Moyne Shire councillor Jordan Lockett is pushing for smokers to butt out in Port Fairy's CBD.
The father of two said he was concerned about the impacts of passive smoking on his children, visitors and locals in the shire.
"I'm quite a strong anti-smoker," Councillor Lockett said. "It has a really negative impact on other people."
Cr Lockett said it was an issue he had been passionate about for some time and he had asked council staff to look into the possibility of a trial ban.
"I flagged this with council some time ago," he said.
"I think we could do a trial period, perhaps in Port Fairy on Sackville and Bank streets.
"It's horrible when you're walking along the main street with kids when there are people smoking."
Cr Lockett said he would raise the issue with Moyne Shire councillors at their workshop on Tuesday.
"I'm considering bringing it up as a motion," he said.
"If people want to smoke that's cool but I don't think it should be allowed on the main street."
Cr Lockett said he would also flag the need for designated smoking areas if he put up a motion about a ban.
He said he had been pleasantly surprised by the response to his proposal on his Facebook page, with some smokers even supporting a ban.
"The majority of people supported it on my Facebook page but I'm keen to get other people's feedback on it," Cr Lockett said. He said if introduced, people smoking in the CBD would face a similar penalty to drinking alcohol in banned areas under council's local laws. His push for a ban comes in the wake of Melbourne City Council imposing a smoking ban in the Bourke Street mall.
City of Melbourne Lord Mayor Sally Capp said smoking took a terrible toll on the community and the ban would let the 60,000 daily mall users breathe easier.
"Every year about 4000 Victorians die from smoking-related illnesses, and it affects the health and wellbeing of thousands more," she said.
"There is no safe level of exposure to smoking."
Quit Victoria director Sarah White expects the ban to be adopted by other councils throughout the state.
"Quitting can be hard for some, and not having the smell of cigarette smoke and the sight of people smoking around can really help people trying to quit to stay on track," Dr White said.

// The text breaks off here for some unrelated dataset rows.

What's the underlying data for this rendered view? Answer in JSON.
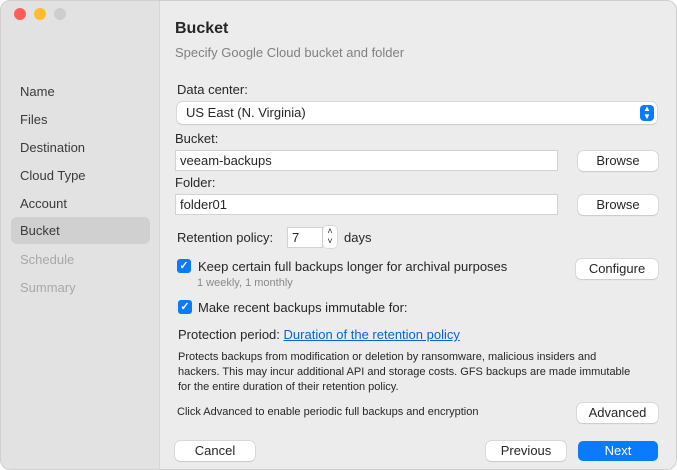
{
  "sidebar": {
    "items": [
      {
        "label": "Name"
      },
      {
        "label": "Files"
      },
      {
        "label": "Destination"
      },
      {
        "label": "Cloud Type"
      },
      {
        "label": "Account"
      },
      {
        "label": "Bucket"
      },
      {
        "label": "Schedule"
      },
      {
        "label": "Summary"
      }
    ]
  },
  "header": {
    "title": "Bucket",
    "subtitle": "Specify Google Cloud bucket and folder"
  },
  "form": {
    "data_center_label": "Data center:",
    "data_center_value": "US East (N. Virginia)",
    "bucket_label": "Bucket:",
    "bucket_value": "veeam-backups",
    "browse_label": "Browse",
    "folder_label": "Folder:",
    "folder_value": "folder01",
    "retention_label": "Retention policy:",
    "retention_value": "7",
    "retention_unit": "days",
    "keep_full_label": "Keep certain full backups longer for archival purposes",
    "keep_full_checked": true,
    "keep_full_detail": "1 weekly, 1 monthly",
    "configure_label": "Configure",
    "immutable_label": "Make recent backups immutable for:",
    "immutable_checked": true,
    "protection_label": "Protection period:",
    "protection_link": "Duration of the retention policy",
    "description": "Protects backups from modification or deletion by ransomware, malicious insiders and hackers. This may incur additional API and storage costs. GFS backups are made immutable for the entire duration of their retention policy.",
    "advanced_hint": "Click Advanced to enable periodic full backups and encryption",
    "advanced_label": "Advanced"
  },
  "footer": {
    "cancel": "Cancel",
    "previous": "Previous",
    "next": "Next"
  },
  "colors": {
    "accent": "#0a7aff"
  }
}
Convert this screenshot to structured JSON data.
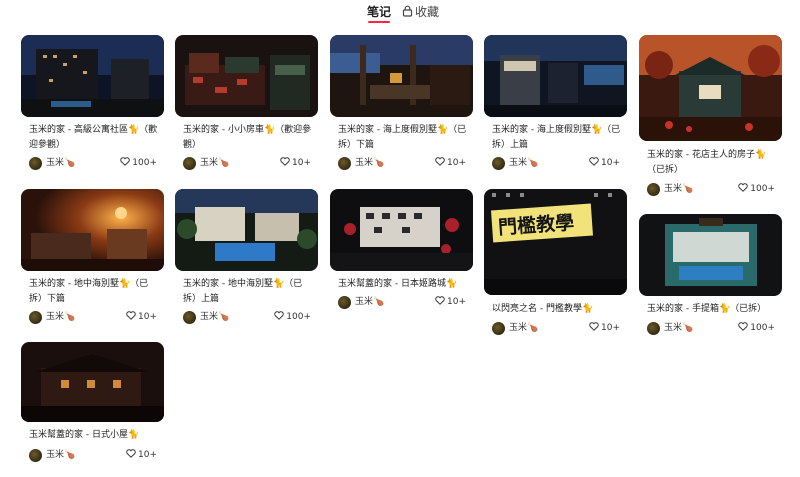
{
  "tabs": [
    {
      "label": "笔记",
      "active": true
    },
    {
      "label": "收藏",
      "active": false,
      "icon": "lock-icon"
    }
  ],
  "colors": {
    "accent": "#ff2442"
  },
  "notes": [
    {
      "title": "玉米的家 - 高級公寓社區🐈（歡迎參觀）",
      "author": "玉米🍗",
      "likes": "100+"
    },
    {
      "title": "玉米的家 - 小小房車🐈（歡迎參觀）",
      "author": "玉米🍗",
      "likes": "10+"
    },
    {
      "title": "玉米的家 - 海上度假別墅🐈（已拆）下篇",
      "author": "玉米🍗",
      "likes": "10+"
    },
    {
      "title": "玉米的家 - 海上度假別墅🐈（已拆）上篇",
      "author": "玉米🍗",
      "likes": "10+"
    },
    {
      "title": "玉米的家 - 花店主人的房子🐈（已拆）",
      "author": "玉米🍗",
      "likes": "100+"
    },
    {
      "title": "玉米的家 - 地中海別墅🐈（已拆）下篇",
      "author": "玉米🍗",
      "likes": "10+"
    },
    {
      "title": "玉米的家 - 地中海別墅🐈（已拆）上篇",
      "author": "玉米🍗",
      "likes": "100+"
    },
    {
      "title": "玉米幫蓋的家 - 日本姬路城🐈",
      "author": "玉米🍗",
      "likes": "10+"
    },
    {
      "title": "以閃亮之名 - 門檻教學🐈",
      "author": "玉米🍗",
      "likes": "10+",
      "image_text": "門檻教學"
    },
    {
      "title": "玉米的家 - 手提箱🐈（已拆）",
      "author": "玉米🍗",
      "likes": "100+"
    },
    {
      "title": "玉米幫蓋的家 - 日式小屋🐈",
      "author": "玉米🍗",
      "likes": "10+"
    }
  ]
}
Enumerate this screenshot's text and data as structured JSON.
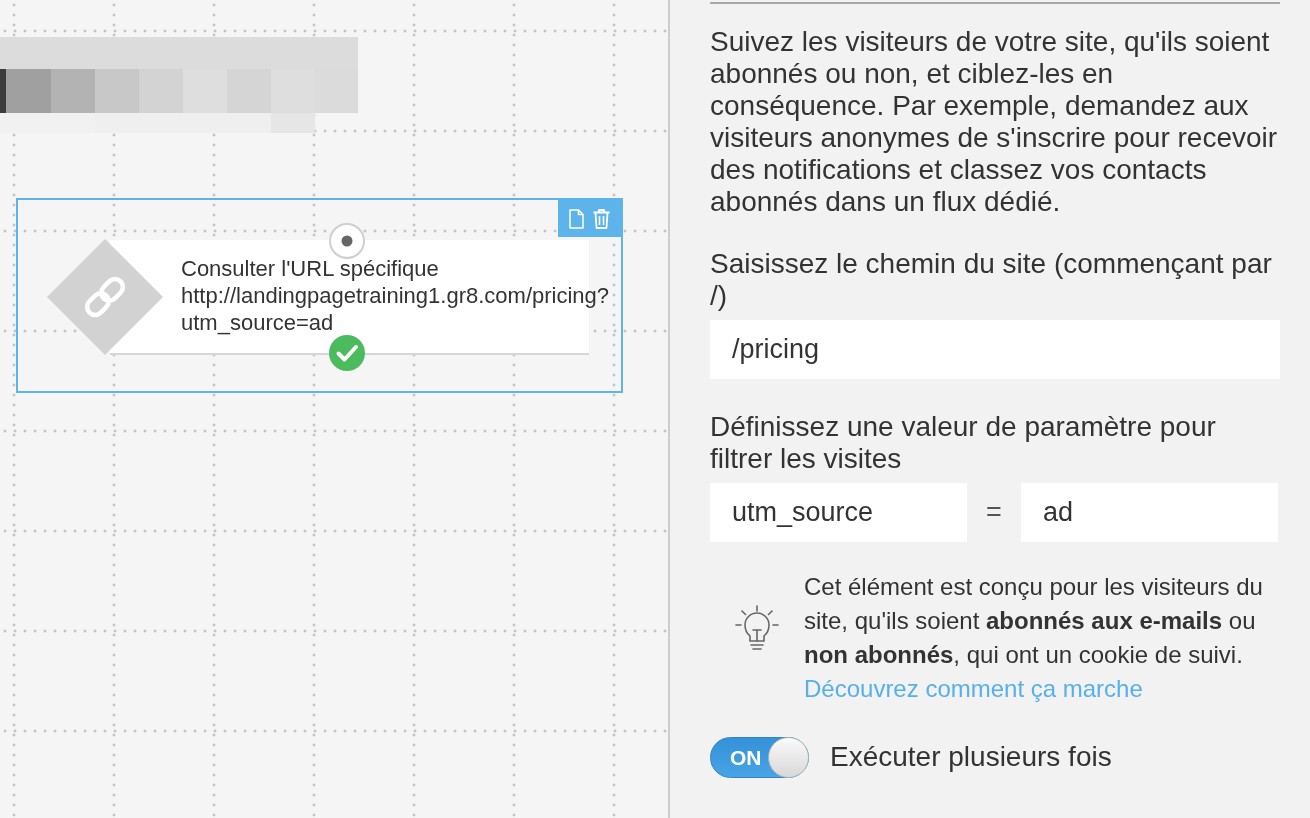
{
  "canvas": {
    "node": {
      "selected": true,
      "title": "Consulter l'URL spécifique",
      "url": "http://landingpagetraining1.gr8.com/pricing?utm_source=ad"
    }
  },
  "panel": {
    "description": "Suivez les visiteurs de votre site, qu'ils soient abonnés ou non, et ciblez-les en conséquence. Par exemple, demandez aux visiteurs anonymes de s'inscrire pour recevoir des notifications et classez vos contacts abonnés dans un flux dédié.",
    "path_field": {
      "label": "Saisissez le chemin du site (commençant par /)",
      "value": "/pricing"
    },
    "parameter_field": {
      "label": "Définissez une valeur de paramètre pour filtrer les visites",
      "name_value": "utm_source",
      "operator": "=",
      "value": "ad"
    },
    "tip": {
      "text": "Cet élément est conçu pour les visiteurs du site, qu'ils soient **abonnés aux e-mails** ou **non abonnés**, qui ont un cookie de suivi.",
      "link": "Découvrez comment ça marche"
    },
    "toggle": {
      "on": true,
      "state_label": "ON",
      "label": "Exécuter plusieurs fois"
    }
  }
}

Have you signed up to The Standard's daily newsletter and breaking news emails? You can register below and make sure you are up to date with everything that's happening in the south-west.